* [Provided records]:
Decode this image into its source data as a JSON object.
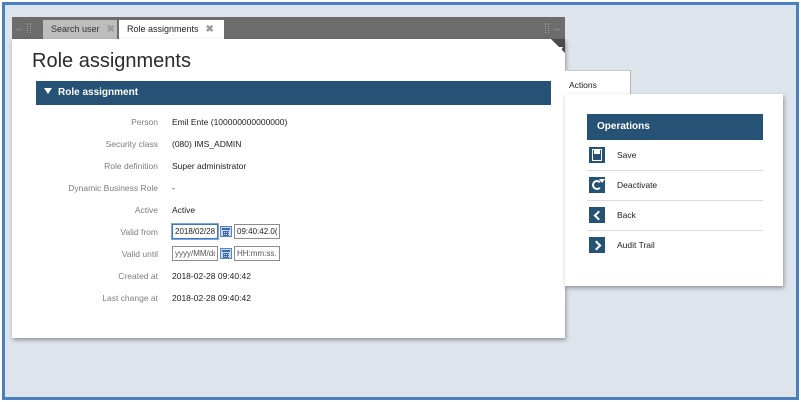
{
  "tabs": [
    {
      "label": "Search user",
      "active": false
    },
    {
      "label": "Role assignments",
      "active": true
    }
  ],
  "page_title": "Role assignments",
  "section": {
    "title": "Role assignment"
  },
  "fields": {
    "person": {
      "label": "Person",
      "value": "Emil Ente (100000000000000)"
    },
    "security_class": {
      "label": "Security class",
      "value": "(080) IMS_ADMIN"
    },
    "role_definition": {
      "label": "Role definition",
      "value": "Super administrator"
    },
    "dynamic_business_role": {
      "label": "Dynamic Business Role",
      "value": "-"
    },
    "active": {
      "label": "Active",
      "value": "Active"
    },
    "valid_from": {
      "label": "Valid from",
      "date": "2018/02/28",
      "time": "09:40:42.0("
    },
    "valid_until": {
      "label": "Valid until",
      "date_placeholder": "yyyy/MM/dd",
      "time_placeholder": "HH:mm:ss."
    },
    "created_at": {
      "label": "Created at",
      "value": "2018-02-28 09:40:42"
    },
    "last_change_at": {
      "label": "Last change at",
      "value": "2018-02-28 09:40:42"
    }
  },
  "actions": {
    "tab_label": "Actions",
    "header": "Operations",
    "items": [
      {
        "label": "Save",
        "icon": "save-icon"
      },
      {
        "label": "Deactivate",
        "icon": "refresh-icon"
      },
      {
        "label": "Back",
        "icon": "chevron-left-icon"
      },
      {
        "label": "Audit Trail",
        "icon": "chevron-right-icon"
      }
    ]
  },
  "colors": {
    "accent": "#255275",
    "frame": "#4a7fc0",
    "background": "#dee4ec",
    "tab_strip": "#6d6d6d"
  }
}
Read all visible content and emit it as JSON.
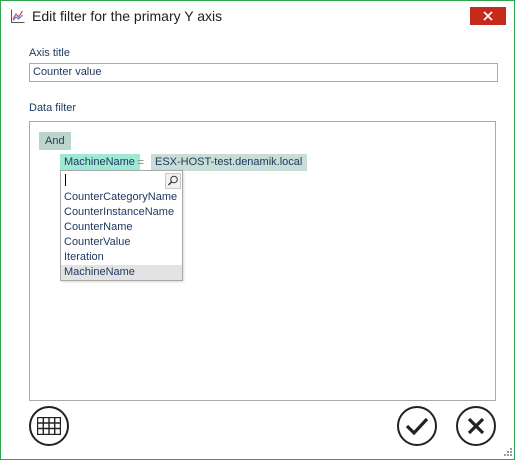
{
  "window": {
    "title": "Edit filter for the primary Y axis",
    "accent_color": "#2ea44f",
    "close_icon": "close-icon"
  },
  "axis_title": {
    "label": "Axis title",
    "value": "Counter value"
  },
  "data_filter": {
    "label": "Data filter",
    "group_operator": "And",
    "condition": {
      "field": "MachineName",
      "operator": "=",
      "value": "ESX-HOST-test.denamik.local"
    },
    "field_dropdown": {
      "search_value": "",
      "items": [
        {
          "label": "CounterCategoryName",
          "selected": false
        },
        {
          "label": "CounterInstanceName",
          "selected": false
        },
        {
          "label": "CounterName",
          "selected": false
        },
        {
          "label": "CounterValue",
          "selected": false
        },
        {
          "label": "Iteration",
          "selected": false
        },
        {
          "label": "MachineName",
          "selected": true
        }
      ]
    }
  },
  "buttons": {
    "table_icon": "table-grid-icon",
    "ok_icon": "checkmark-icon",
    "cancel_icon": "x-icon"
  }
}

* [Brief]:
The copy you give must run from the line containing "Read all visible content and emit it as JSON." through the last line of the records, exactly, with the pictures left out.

* [Solution to this problem]:
Read all visible content and emit it as JSON.
{
  "window": {
    "title": "Edit filter for the primary Y axis",
    "accent_color": "#2ea44f",
    "close_icon": "close-icon"
  },
  "axis_title": {
    "label": "Axis title",
    "value": "Counter value"
  },
  "data_filter": {
    "label": "Data filter",
    "group_operator": "And",
    "condition": {
      "field": "MachineName",
      "operator": "=",
      "value": "ESX-HOST-test.denamik.local"
    },
    "field_dropdown": {
      "search_value": "",
      "items": [
        {
          "label": "CounterCategoryName",
          "selected": false
        },
        {
          "label": "CounterInstanceName",
          "selected": false
        },
        {
          "label": "CounterName",
          "selected": false
        },
        {
          "label": "CounterValue",
          "selected": false
        },
        {
          "label": "Iteration",
          "selected": false
        },
        {
          "label": "MachineName",
          "selected": true
        }
      ]
    }
  },
  "buttons": {
    "table_icon": "table-grid-icon",
    "ok_icon": "checkmark-icon",
    "cancel_icon": "x-icon"
  }
}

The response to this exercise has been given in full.